===== Data shown =====

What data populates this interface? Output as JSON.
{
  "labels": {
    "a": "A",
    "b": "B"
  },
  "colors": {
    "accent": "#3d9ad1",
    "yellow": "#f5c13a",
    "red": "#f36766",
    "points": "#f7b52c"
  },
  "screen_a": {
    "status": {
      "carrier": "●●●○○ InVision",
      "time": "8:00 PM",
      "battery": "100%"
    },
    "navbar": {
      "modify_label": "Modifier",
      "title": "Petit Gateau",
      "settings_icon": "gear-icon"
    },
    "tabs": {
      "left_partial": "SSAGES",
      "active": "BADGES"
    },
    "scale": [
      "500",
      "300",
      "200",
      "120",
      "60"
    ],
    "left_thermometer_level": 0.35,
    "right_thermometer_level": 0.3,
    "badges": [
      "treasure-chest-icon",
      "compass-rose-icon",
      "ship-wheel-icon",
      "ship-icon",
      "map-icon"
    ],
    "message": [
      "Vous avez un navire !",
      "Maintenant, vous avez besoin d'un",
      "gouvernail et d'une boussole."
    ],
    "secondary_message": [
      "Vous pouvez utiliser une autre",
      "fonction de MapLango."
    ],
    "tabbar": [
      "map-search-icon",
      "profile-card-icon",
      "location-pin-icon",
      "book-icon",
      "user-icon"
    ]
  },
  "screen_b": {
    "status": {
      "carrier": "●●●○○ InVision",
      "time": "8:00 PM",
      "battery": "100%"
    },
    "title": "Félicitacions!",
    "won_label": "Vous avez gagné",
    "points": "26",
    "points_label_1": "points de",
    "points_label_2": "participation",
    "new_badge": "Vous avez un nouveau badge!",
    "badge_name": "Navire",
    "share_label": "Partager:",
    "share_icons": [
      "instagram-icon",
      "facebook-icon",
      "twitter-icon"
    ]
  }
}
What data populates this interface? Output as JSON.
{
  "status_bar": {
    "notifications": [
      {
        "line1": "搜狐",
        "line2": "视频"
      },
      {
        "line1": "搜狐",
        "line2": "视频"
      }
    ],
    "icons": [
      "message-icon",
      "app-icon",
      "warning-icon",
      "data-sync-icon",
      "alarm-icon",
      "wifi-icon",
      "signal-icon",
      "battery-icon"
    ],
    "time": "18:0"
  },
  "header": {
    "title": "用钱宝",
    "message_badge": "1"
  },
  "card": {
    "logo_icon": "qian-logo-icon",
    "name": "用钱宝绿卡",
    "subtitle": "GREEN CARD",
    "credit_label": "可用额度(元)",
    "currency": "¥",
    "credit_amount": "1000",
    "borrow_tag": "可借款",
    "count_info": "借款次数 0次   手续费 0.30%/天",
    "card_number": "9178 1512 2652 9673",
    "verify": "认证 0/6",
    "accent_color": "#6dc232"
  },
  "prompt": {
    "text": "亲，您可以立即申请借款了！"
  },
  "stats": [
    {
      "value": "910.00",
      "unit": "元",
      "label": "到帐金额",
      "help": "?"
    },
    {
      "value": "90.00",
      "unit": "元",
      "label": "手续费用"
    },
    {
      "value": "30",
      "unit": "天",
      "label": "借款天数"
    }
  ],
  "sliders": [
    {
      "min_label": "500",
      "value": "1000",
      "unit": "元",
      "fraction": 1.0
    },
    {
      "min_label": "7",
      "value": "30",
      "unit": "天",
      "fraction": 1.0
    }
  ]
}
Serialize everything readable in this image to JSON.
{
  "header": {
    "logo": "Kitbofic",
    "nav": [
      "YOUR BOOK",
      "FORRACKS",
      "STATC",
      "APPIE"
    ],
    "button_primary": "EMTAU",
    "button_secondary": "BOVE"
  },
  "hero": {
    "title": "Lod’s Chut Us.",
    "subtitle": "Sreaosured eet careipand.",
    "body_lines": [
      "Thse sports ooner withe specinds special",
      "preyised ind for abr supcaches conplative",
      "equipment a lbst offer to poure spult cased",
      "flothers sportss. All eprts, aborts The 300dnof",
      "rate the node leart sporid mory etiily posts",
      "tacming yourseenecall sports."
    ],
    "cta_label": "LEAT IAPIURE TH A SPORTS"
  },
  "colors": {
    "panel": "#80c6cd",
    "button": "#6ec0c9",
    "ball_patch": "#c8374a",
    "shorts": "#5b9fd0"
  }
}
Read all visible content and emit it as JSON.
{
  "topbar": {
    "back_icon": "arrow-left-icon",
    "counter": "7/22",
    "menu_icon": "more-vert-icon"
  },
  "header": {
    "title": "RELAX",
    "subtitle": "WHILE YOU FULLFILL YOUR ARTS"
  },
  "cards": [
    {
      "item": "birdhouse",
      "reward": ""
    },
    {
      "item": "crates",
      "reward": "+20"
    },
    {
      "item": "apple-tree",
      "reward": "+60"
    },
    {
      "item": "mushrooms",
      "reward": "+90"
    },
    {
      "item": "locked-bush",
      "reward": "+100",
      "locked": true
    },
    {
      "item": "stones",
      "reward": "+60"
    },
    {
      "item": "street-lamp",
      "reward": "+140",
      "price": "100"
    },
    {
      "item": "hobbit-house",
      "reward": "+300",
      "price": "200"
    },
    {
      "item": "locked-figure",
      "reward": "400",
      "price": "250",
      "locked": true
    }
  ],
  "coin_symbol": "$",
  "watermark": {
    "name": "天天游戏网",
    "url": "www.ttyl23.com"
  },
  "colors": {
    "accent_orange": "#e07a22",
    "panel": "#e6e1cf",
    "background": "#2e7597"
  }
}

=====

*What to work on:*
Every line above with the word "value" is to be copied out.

*Finished exercise:*
      "value": "910.00",
      "value": "90.00",
      "value": "30",
      "value": "1000",
      "value": "30",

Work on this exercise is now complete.